Using Auxiliary Lines in Proofs
The following proof introduces you to a new idea: adding a line or segment (called an auxiliary line) to a proof diagram to help you do the proof. Some proofs are impossible to solve until you add a line to the diagram.
Auxiliary lines often create congruent triangles, or they intersect existing lines at right angles. So if you’re stumped by a proof, see whether drawing an auxiliary line (or lines) could get you one of those things.
When you draw in an auxiliary line, just write something like
for the statement; then use the following postulate for the reason: Two points determine a line (or ray or segment).
Here’s an example proof:
You might come up with a game plan like the following:
Take a look at the givens. The only thing you can conclude from the single given is that the sides of GRAM are parallel (using the definition of a parallelogram). But it doesn’t seem like you can go anywhere from there. (For this proof, we’re assuming that you haven’t yet learned the properties of the parallelogram, one of which is that opposite sides are congruent.)
Jump to the end of the proof.
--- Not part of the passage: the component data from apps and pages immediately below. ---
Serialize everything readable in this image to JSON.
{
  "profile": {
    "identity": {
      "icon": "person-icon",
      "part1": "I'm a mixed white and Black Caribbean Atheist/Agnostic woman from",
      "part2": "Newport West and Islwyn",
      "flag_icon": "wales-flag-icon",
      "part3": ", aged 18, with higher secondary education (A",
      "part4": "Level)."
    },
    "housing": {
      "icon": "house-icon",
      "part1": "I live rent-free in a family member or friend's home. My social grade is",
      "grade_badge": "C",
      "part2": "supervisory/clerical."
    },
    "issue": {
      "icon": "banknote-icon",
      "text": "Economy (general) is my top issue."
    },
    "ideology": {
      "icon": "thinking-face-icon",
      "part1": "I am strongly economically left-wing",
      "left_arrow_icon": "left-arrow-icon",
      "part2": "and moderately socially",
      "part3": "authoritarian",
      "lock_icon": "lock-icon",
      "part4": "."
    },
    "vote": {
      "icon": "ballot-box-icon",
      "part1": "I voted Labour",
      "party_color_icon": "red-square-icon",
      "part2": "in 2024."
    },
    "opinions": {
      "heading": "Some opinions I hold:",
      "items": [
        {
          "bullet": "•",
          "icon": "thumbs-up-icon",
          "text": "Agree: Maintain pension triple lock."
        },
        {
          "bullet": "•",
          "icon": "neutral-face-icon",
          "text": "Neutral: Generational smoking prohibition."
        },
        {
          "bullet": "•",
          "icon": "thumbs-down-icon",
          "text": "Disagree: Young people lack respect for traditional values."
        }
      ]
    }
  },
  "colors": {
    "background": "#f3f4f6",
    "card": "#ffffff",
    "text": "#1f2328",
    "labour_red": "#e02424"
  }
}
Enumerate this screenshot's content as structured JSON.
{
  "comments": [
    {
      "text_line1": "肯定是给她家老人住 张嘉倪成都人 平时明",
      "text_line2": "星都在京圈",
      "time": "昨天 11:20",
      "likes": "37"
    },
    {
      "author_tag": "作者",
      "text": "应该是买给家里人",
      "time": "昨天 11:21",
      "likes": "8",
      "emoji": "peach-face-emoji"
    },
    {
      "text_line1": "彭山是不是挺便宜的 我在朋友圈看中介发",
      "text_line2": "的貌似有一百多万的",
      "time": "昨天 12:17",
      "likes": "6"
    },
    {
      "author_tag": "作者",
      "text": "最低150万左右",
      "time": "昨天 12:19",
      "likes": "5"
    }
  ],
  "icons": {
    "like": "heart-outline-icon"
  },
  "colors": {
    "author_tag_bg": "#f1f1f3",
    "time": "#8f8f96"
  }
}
What could be the justification for the final statement,
At this point, no justification seems possible, so put on your thinking cap.
Consider drawing an auxiliary line.
Show the triangles congruent.
That does it.
Here’s the formal proof:
GRAM is a parallelogram.
Reason for statement 1: Given.
Reason for statement 2: Two points determine a segment.
Reason for statement 3: Definition of parallelogram.
Reason for statement 4: If two parallel lines,
are cut by a transversal (segment RM), then alternate interior angles are congruent.
Reason for statement 5: Definition of parallelogram.
Reason for statement 6: Same as Reason 4, but this time
are the parallel lines.
Reason for statement 7: Reflexive Property.
Reason for statement 8: ASA (using lines 4, 7, and 6).
Reason for statement 9: CPCTC.
A good way to spot congruent alternate interior angles in a diagram is to look for pairs of so-called Z-angles. Look for a Z or backward Z — or a stretched-out Z or backward Z — as shown in the figures above and below. The angles in the crooks of the Z are congruent.